Sacramento prides itself on taking the compassionate “Housing First” approach to tackling our city’s ever increasing problem of homelessness. But I fear that the definition has shifted from a liberal thought form representing the belief that all individuals deserve no-barrier housing to code speak for a narrowly defined program that has the potential to ultimately perpetuate the cycle of homelessness.

Under this implementation of the Housing First model, prioritization for housing is determined by a survey that assigns each individual a score corresponding to his or her level of vulnerability. Those with the highest vulnerability scores are placed in Permanent Supportive Housing, long-term community-based housing that provides comprehensive support services. Those lacking enough factors to deem them highly vulnerable are moved into Rapid Re-Housing, a short-term assistance program that usually offers a few months of financial rent assistance and minimal support services.

This is a great plan in theory, but when we prioritize housing needs strictly by federally-defined criteria and a survey that aims to quantify vulnerability, we end up leaving our homeless youth out of the picture

Most homeless youth do not have lifelong disabling conditions. They are simply young, lacking support, and too often bear the trauma of childhood and adolescent abuse. They don’t fit the definition of chronic homelessness, but they need far more support than a few months of rent relief to achieve self-sufficiency.

I recently reconnected with a youth I worked with nearly two years ago back when she was homeless. Through the Housing First model—and here I mean the specific HUD implementation and not the root philosophy—she was deemed highly vulnerable and transitioned into Permanent Supportive Housing.

After a few months in her permanent supportive housing unit, she was evicted because her partner inflicted violence upon her, causing fear and uproar in housing community. She was evicted and is now back at square one, homeless and further traumatized. How can this be “Housing First” if there are no “Services Second”? A bi-weekly check in from a case manager and a few optional support groups are not going to heal a lifetime of trauma and myriad other struggles. But when our federal dollars are not going to service providers managing the housing, but rather private investors and landlords who need to protect their units at any cost, it’s no surprise that our youth get thrown back onto the streets after being promised “permanent” housing and support.

I don’t blame Sacramento for taking this approach—it’s where the HUD dollars are flowing—but I do challenge us to be the city that thinks more critically about the problem of homelessness. This youth that I just referenced will be painted as a success story when it comes to the “data” we are collecting—after all, she got into housing, right?

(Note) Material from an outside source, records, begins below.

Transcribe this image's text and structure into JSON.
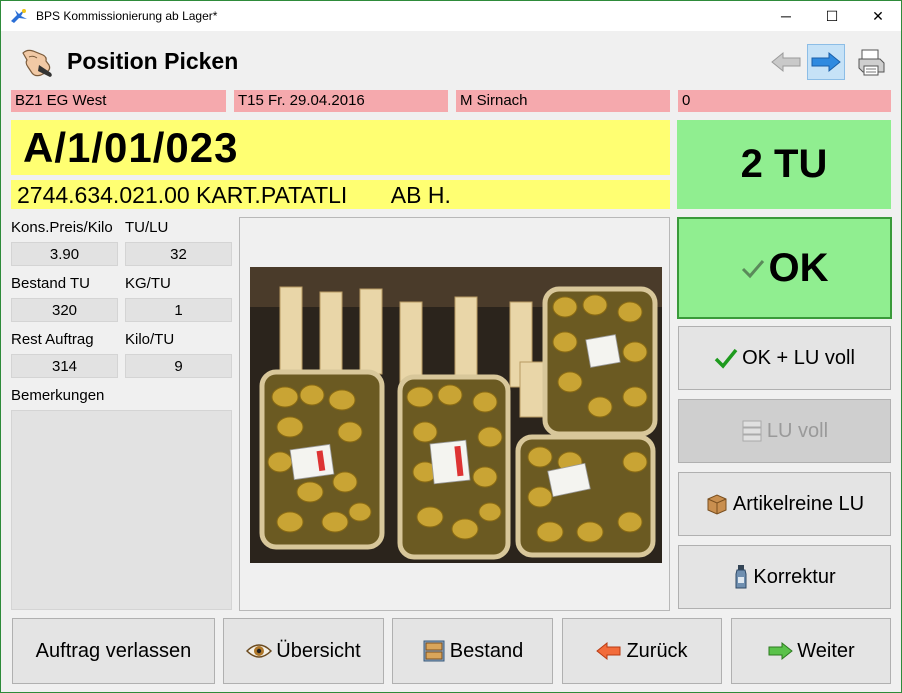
{
  "window": {
    "title": "BPS Kommissionierung ab Lager*",
    "minimize_glyph": "─",
    "maximize_glyph": "☐",
    "close_glyph": "✕"
  },
  "header": {
    "title": "Position Picken",
    "icon": "hand-pointer-icon"
  },
  "info": {
    "zone": "BZ1 EG West",
    "tour": "T15 Fr. 29.04.2016",
    "customer": "M Sirnach",
    "counter": "0"
  },
  "location": "A/1/01/023",
  "article": "2744.634.021.00 KART.PATATLI       AB H.",
  "quantity": "2 TU",
  "fields": {
    "price_label": "Kons.Preis/Kilo",
    "price_value": "3.90",
    "tu_lu_label": "TU/LU",
    "tu_lu_value": "32",
    "stock_label": "Bestand TU",
    "stock_value": "320",
    "kg_tu_label": "KG/TU",
    "kg_tu_value": "1",
    "rest_label": "Rest Auftrag",
    "rest_value": "314",
    "kilo_tu_label": "Kilo/TU",
    "kilo_tu_value": "9",
    "remarks_label": "Bemerkungen"
  },
  "actions": {
    "ok": "OK",
    "ok_lu_full": "OK + LU voll",
    "lu_full": "LU voll",
    "article_pure_lu": "Artikelreine LU",
    "correction": "Korrektur"
  },
  "bottom": {
    "leave_order": "Auftrag verlassen",
    "overview": "Übersicht",
    "stock": "Bestand",
    "back": "Zurück",
    "next": "Weiter"
  },
  "colors": {
    "info_bg": "#f5a9ad",
    "location_bg": "#ffff72",
    "ok_bg": "#90ee90",
    "nav_active_bg": "#c6e2f7"
  }
}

Who cares what happens next?

Sacramento needs to be the city that doesn’t turn a blind eye to the gaping holes in this system.

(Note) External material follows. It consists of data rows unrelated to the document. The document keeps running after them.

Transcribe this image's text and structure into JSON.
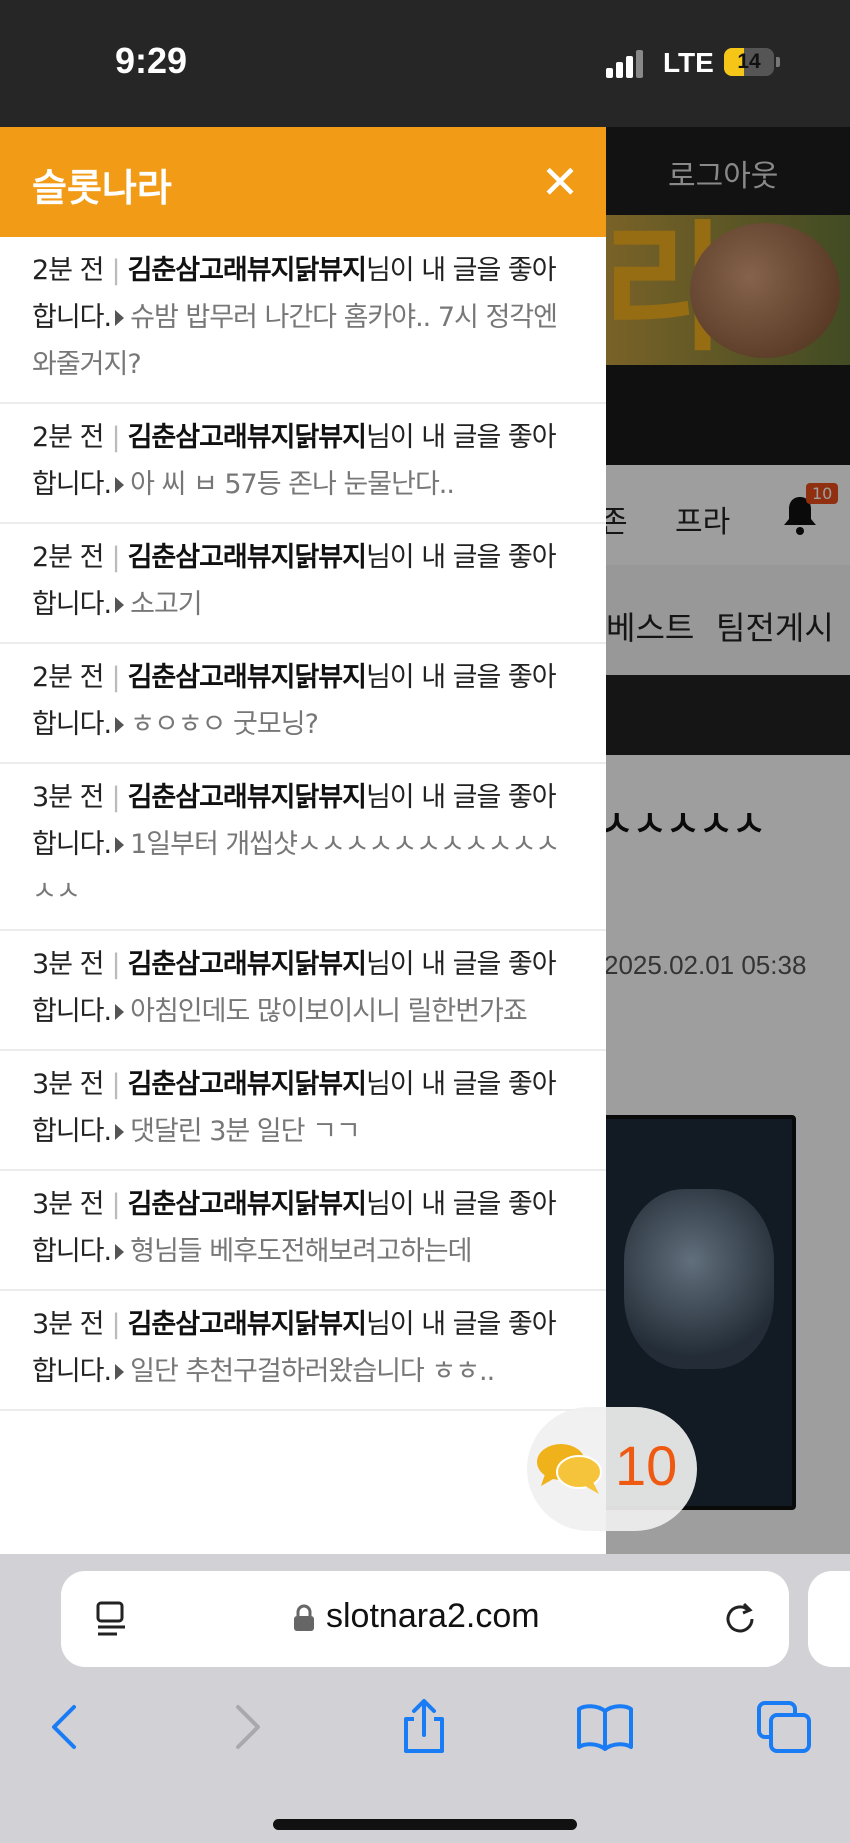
{
  "status_bar": {
    "time": "9:29",
    "network": "LTE",
    "battery": "14"
  },
  "background_page": {
    "logout": "로그아웃",
    "banner_char": "라",
    "nav": [
      "존",
      "프라"
    ],
    "bell_badge": "10",
    "subnav": [
      "베스트",
      "팀전게시"
    ],
    "title_fragment": "ㅅㅅㅅㅅㅅ",
    "post_date": "2025.02.01 05:38"
  },
  "panel": {
    "title": "슬롯나라",
    "notifications": [
      {
        "time": "2분 전",
        "user": "김춘삼고래뷰지닭뷰지",
        "action": "님이 내 글을 좋아합니다.",
        "post": "슈밤 밥무러 나간다 홈카야.. 7시 정각엔 와줄거지?"
      },
      {
        "time": "2분 전",
        "user": "김춘삼고래뷰지닭뷰지",
        "action": "님이 내 글을 좋아합니다.",
        "post": "아 씨 ㅂ 57등 존나 눈물난다.."
      },
      {
        "time": "2분 전",
        "user": "김춘삼고래뷰지닭뷰지",
        "action": "님이 내 글을 좋아합니다.",
        "post": "소고기"
      },
      {
        "time": "2분 전",
        "user": "김춘삼고래뷰지닭뷰지",
        "action": "님이 내 글을 좋아합니다.",
        "post": "ㅎㅇㅎㅇ 굿모닝?"
      },
      {
        "time": "3분 전",
        "user": "김춘삼고래뷰지닭뷰지",
        "action": "님이 내 글을 좋아합니다.",
        "post": "1일부터 개씹샷ㅅㅅㅅㅅㅅㅅㅅㅅㅅㅅㅅㅅㅅ"
      },
      {
        "time": "3분 전",
        "user": "김춘삼고래뷰지닭뷰지",
        "action": "님이 내 글을 좋아합니다.",
        "post": "아침인데도 많이보이시니 릴한번가죠"
      },
      {
        "time": "3분 전",
        "user": "김춘삼고래뷰지닭뷰지",
        "action": "님이 내 글을 좋아합니다.",
        "post": "댓달린 3분 일단 ㄱㄱ"
      },
      {
        "time": "3분 전",
        "user": "김춘삼고래뷰지닭뷰지",
        "action": "님이 내 글을 좋아합니다.",
        "post": "형님들 베후도전해보려고하는데"
      },
      {
        "time": "3분 전",
        "user": "김춘삼고래뷰지닭뷰지",
        "action": "님이 내 글을 좋아합니다.",
        "post": "일단 추천구걸하러왔습니다 ㅎㅎ.."
      }
    ]
  },
  "chat_fab": {
    "count": "10"
  },
  "browser": {
    "url": "slotnara2.com"
  },
  "colors": {
    "accent": "#f29b17",
    "chat_count": "#ef5a12"
  }
}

We have a duty to ensure that our services include enough programs tailored to the unique and specific needs of our homeless youth population. We need programs that don’t pull the plug after six months, just when the real growth is beginning to take effect, and that don’t present a minimum-wage job and lifelong dependency on government assistance as the epitome of their dreams and ambitions.

Early and meaningful intervention is the key to sending youth the message that our community believes in them and is investing in them so that they don’t wind up so traumatized by the cycle of homelessness that they end up becoming our next generation of chronically homeless.